# Source records

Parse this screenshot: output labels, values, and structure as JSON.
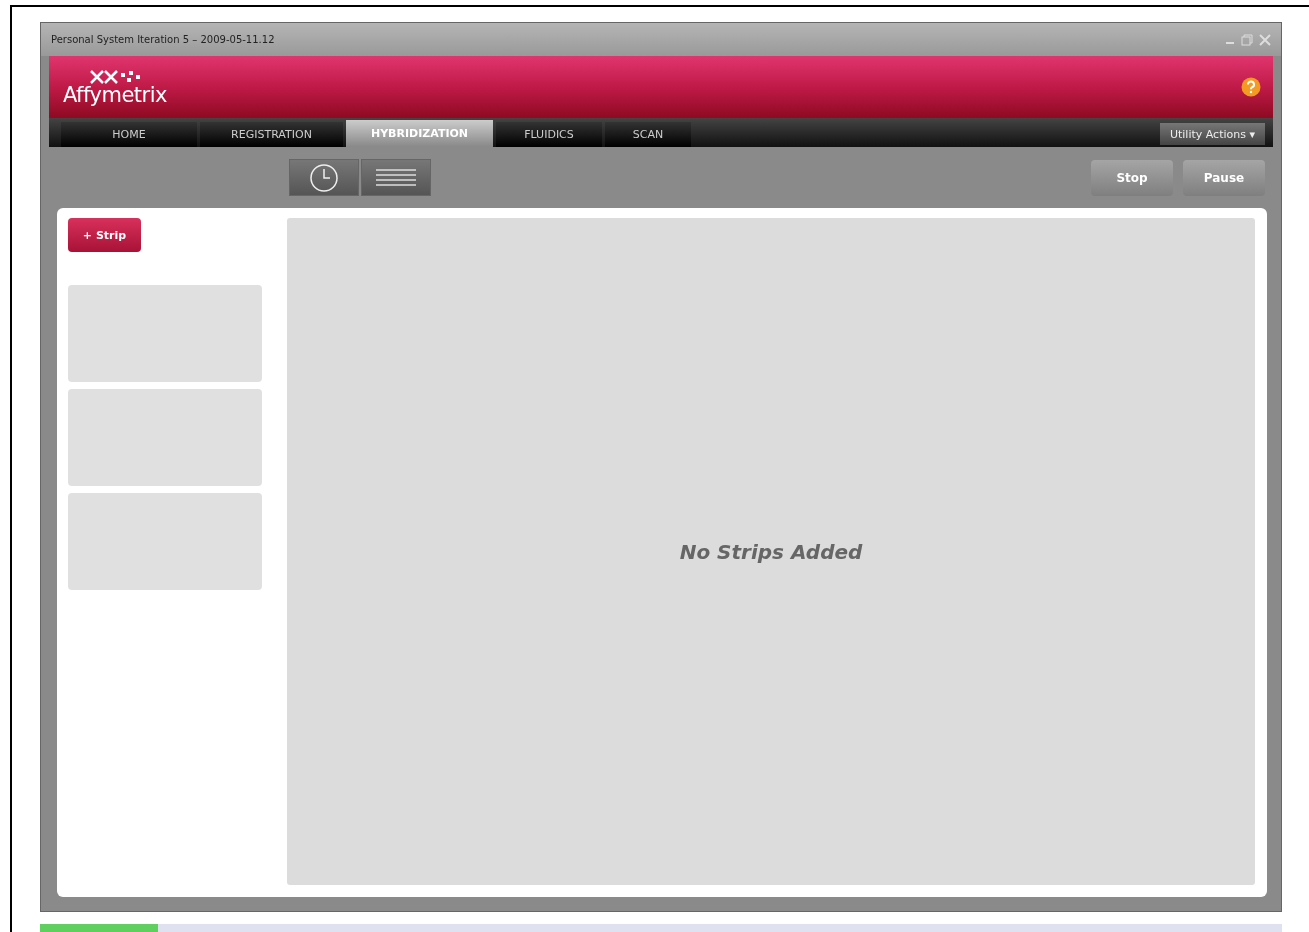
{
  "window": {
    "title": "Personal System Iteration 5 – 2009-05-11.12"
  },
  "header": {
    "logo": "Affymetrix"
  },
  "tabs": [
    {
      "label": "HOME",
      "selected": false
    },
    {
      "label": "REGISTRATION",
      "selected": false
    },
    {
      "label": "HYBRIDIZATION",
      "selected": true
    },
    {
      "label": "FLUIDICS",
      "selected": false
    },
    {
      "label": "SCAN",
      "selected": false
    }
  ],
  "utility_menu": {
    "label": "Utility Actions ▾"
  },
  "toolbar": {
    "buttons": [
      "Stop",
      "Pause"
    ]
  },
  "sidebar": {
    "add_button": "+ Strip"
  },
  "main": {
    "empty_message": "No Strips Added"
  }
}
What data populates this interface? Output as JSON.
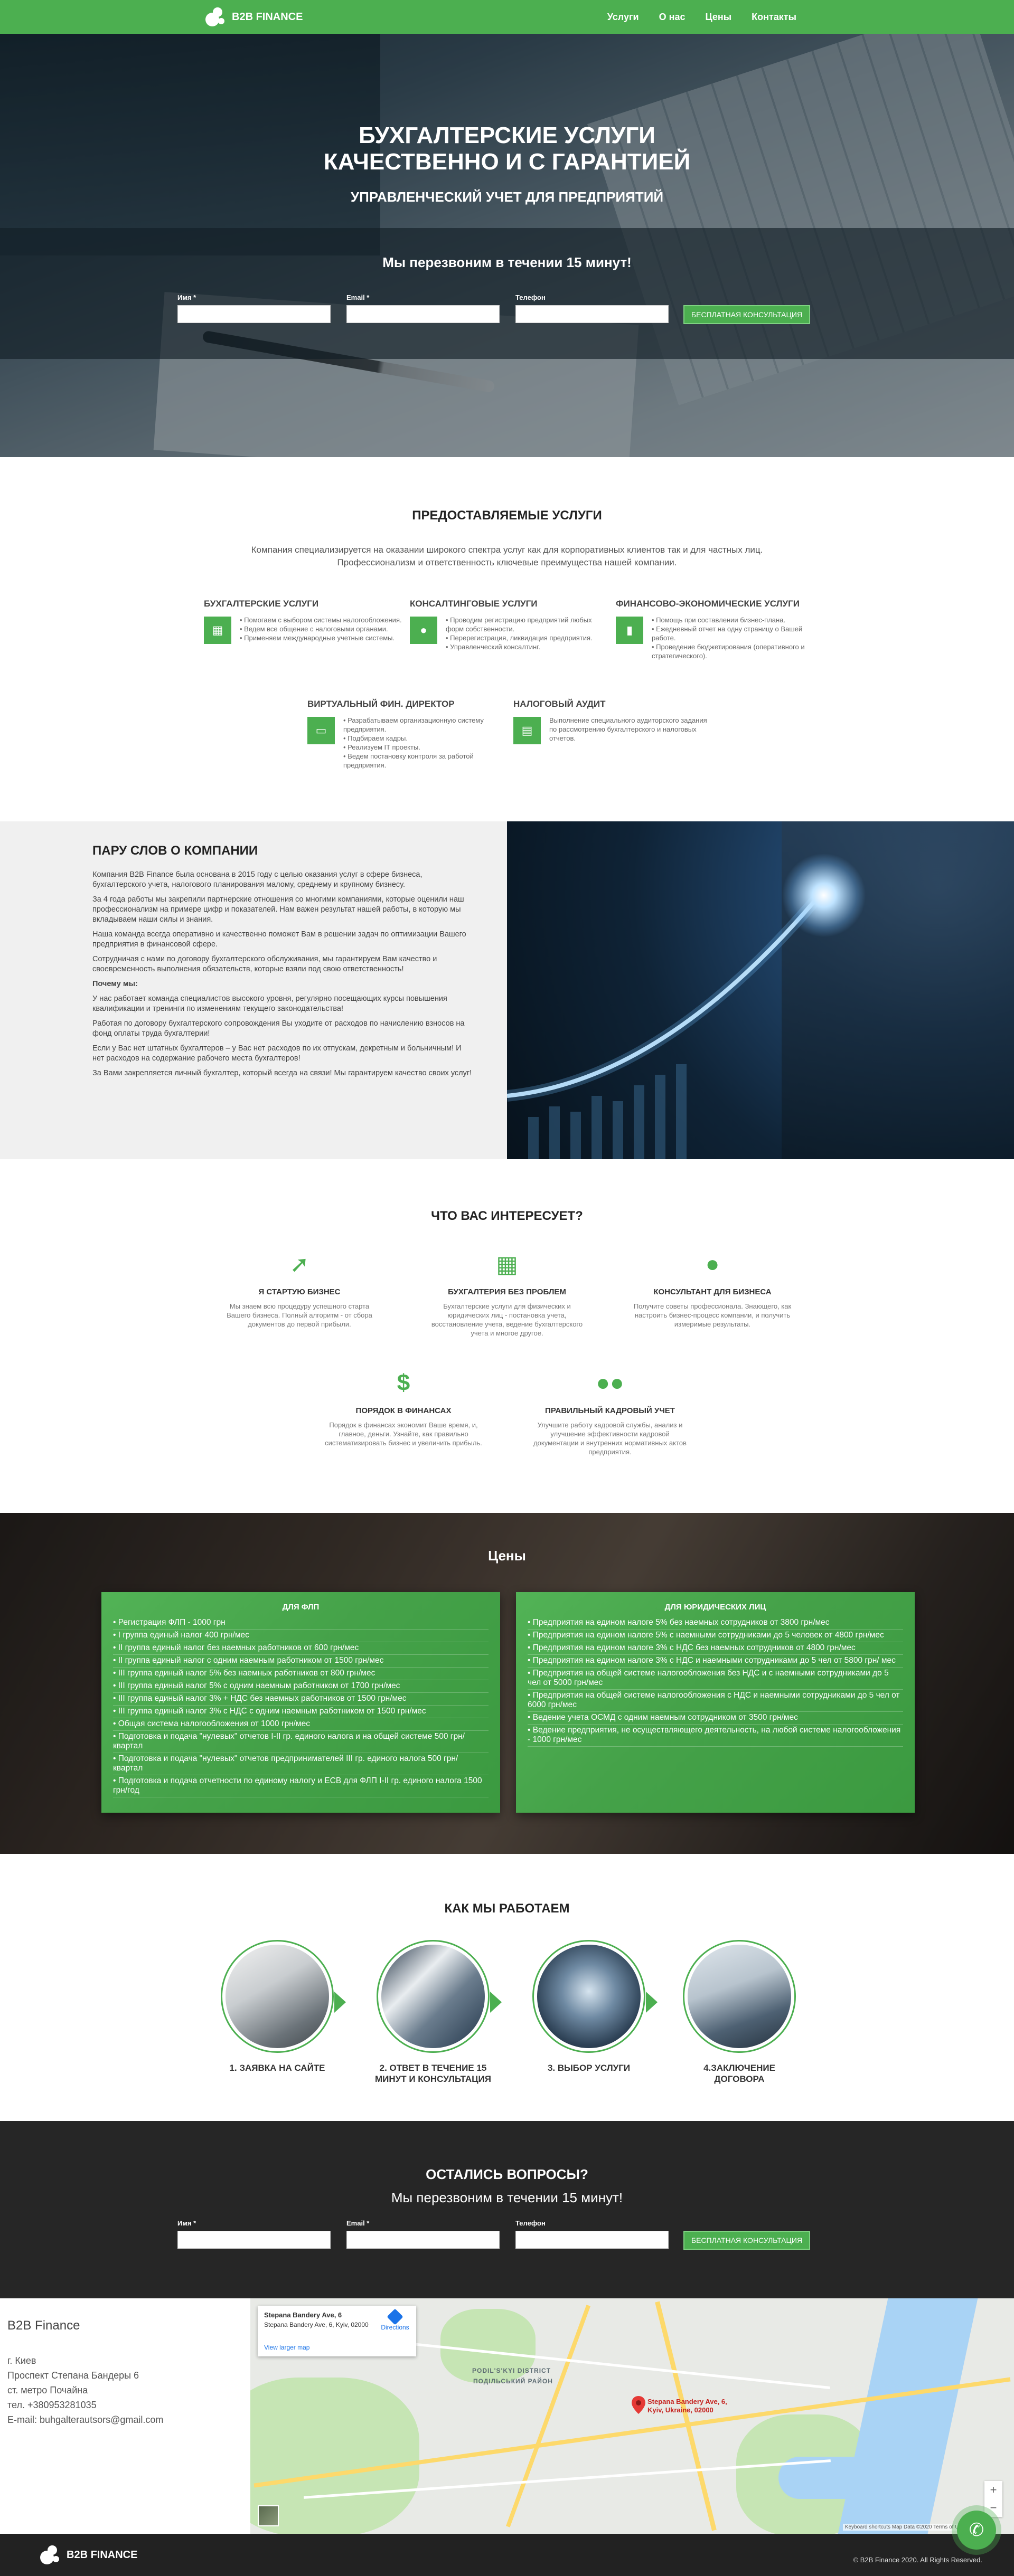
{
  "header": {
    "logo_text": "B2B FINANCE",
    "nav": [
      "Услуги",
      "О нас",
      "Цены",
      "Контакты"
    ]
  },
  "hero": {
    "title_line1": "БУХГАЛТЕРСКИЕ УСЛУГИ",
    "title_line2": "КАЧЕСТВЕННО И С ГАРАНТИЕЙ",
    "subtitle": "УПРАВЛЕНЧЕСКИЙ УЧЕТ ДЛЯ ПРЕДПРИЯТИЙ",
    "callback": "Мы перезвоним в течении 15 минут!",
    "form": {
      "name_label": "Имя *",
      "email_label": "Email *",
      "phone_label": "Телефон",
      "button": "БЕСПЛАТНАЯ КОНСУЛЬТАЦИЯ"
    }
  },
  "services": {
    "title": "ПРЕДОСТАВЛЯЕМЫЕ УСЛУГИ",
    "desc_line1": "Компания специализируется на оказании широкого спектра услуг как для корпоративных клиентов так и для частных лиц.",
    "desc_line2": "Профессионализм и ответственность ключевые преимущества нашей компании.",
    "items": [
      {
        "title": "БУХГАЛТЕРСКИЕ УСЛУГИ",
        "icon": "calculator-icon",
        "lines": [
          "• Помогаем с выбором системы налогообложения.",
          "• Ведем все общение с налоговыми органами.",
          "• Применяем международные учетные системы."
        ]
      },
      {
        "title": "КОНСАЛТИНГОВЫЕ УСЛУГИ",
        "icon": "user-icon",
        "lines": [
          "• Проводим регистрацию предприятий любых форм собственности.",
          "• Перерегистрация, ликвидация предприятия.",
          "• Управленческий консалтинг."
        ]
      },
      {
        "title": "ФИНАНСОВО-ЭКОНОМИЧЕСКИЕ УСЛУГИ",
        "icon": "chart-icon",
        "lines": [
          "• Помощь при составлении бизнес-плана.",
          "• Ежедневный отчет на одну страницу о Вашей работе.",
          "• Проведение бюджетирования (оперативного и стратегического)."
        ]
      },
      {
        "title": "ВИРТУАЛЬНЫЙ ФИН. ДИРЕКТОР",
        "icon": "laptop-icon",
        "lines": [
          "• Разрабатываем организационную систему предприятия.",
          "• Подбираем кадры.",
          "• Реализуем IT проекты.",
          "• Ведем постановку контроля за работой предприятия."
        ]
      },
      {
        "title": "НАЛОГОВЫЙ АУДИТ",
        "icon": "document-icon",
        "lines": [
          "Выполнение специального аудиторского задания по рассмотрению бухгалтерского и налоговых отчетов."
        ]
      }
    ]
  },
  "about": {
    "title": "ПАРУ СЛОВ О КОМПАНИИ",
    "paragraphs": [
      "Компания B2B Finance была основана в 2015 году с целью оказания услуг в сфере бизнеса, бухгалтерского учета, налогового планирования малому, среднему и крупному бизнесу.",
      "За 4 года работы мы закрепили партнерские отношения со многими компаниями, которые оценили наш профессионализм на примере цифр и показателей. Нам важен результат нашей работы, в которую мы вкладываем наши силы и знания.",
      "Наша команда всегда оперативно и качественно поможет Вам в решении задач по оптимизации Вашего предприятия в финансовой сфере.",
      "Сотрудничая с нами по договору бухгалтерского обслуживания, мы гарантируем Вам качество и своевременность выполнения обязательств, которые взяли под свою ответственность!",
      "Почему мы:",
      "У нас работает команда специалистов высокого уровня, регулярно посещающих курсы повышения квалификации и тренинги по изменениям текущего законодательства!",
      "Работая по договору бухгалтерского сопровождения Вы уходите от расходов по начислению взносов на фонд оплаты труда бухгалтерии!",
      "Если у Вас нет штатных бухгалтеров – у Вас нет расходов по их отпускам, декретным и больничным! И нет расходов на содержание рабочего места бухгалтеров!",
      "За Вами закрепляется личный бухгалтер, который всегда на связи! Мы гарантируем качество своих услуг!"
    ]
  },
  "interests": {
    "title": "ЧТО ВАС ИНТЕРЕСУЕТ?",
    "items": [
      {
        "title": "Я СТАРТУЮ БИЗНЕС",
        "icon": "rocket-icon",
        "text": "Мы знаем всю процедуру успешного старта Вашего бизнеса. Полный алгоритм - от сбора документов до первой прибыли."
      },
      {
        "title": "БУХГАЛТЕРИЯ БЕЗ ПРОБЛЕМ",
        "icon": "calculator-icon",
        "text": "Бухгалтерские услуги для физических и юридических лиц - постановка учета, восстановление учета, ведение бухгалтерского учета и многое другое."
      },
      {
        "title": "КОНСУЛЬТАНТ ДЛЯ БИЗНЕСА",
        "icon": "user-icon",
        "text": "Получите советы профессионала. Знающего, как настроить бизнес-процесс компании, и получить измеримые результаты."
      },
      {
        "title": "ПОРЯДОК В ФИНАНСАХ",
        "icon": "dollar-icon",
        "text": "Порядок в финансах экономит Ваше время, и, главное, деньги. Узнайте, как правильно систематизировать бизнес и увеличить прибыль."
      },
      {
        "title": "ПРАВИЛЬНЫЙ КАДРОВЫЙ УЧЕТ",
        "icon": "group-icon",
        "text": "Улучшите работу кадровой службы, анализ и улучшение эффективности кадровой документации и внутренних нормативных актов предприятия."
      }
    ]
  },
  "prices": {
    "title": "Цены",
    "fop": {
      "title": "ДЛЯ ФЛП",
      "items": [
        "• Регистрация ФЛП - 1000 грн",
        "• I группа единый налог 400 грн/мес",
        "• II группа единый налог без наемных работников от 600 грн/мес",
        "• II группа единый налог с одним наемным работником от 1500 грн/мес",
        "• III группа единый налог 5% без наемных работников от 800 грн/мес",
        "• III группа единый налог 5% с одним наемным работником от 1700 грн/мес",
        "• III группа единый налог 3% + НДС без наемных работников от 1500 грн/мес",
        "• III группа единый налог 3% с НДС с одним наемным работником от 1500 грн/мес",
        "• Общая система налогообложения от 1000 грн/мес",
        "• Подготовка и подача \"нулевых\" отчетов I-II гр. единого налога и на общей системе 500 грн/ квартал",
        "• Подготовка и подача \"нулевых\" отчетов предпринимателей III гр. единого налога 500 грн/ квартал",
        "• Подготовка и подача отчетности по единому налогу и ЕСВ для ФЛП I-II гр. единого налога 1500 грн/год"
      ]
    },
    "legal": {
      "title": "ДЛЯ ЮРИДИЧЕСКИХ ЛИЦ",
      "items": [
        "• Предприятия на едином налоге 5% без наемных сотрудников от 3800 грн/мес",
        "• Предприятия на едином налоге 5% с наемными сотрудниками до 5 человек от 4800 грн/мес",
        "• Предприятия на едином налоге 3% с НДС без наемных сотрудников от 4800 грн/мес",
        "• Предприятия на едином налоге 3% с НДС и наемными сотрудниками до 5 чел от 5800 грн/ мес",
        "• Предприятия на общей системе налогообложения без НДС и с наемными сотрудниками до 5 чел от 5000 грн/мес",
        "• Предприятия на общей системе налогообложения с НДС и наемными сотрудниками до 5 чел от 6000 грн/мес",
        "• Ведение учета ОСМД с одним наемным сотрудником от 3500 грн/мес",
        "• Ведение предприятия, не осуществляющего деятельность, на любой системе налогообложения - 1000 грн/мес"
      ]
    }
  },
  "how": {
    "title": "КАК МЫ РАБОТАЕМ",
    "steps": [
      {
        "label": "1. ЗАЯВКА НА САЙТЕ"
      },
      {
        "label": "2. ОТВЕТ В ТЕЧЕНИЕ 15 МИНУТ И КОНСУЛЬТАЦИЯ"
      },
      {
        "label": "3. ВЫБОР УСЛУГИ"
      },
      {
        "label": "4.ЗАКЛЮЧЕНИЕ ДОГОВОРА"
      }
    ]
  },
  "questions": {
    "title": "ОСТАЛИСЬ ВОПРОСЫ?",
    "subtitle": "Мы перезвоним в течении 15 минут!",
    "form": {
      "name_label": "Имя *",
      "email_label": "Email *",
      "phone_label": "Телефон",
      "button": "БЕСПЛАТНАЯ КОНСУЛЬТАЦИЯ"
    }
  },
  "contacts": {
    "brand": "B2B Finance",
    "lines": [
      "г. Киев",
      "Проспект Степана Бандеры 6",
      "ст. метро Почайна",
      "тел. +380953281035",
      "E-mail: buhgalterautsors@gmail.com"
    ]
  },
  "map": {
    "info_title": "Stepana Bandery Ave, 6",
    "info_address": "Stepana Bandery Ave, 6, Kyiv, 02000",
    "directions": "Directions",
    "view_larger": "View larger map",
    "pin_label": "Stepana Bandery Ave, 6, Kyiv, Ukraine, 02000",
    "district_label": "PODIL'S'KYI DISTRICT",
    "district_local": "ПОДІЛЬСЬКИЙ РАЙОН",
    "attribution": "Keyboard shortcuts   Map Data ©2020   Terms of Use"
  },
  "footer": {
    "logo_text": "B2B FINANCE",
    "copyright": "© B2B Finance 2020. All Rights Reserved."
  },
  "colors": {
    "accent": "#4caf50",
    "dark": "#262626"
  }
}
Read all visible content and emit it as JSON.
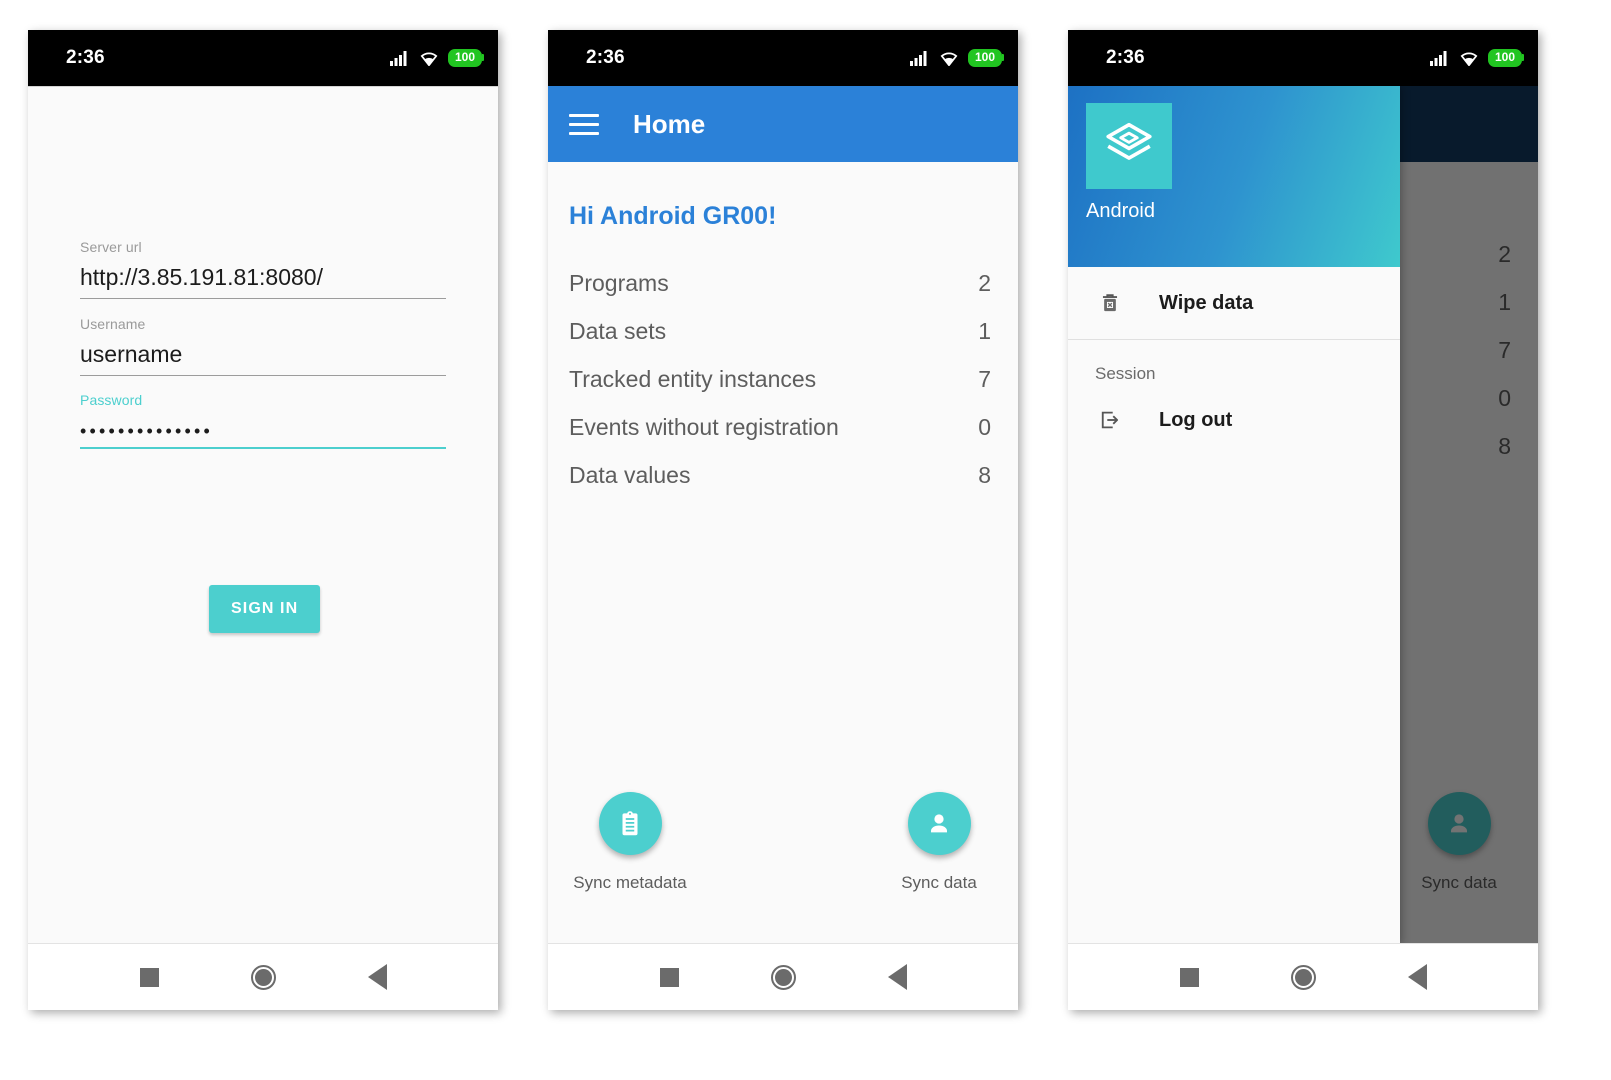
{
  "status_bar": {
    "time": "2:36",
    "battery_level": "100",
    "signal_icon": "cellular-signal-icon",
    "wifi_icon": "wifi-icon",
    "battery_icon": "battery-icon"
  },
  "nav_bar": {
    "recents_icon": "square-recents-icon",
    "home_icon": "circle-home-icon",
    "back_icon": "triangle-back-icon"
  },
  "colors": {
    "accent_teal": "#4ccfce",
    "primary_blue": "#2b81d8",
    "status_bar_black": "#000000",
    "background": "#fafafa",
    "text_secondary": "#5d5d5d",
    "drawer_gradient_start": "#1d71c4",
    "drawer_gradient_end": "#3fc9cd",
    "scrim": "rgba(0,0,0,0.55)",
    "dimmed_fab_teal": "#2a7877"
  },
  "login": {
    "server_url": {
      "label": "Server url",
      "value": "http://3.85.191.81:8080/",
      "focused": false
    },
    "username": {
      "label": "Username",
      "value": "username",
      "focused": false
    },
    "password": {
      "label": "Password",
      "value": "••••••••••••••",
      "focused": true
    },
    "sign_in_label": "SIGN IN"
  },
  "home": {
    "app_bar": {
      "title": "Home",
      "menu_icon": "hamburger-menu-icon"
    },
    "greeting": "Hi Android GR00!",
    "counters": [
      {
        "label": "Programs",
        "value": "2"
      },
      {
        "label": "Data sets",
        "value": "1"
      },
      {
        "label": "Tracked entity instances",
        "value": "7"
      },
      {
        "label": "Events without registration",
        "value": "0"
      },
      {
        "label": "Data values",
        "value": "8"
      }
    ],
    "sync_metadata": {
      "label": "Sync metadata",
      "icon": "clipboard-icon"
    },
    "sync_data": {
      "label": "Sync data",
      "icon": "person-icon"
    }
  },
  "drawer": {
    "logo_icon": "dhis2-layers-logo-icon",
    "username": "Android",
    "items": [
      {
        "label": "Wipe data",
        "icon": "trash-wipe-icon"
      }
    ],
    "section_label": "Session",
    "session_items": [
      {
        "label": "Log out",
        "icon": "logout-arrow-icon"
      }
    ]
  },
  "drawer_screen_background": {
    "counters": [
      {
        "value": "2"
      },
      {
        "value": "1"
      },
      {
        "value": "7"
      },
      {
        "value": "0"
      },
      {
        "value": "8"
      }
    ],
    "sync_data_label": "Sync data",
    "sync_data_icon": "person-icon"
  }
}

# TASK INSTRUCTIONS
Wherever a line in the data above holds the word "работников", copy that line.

# ANSWER
        "• II группа единый налог без наемных работников от 600 грн/мес",
        "• III группа единый налог 5% без наемных работников от 800 грн/мес",
        "• III группа единый налог 3% + НДС без наемных работников от 1500 грн/мес",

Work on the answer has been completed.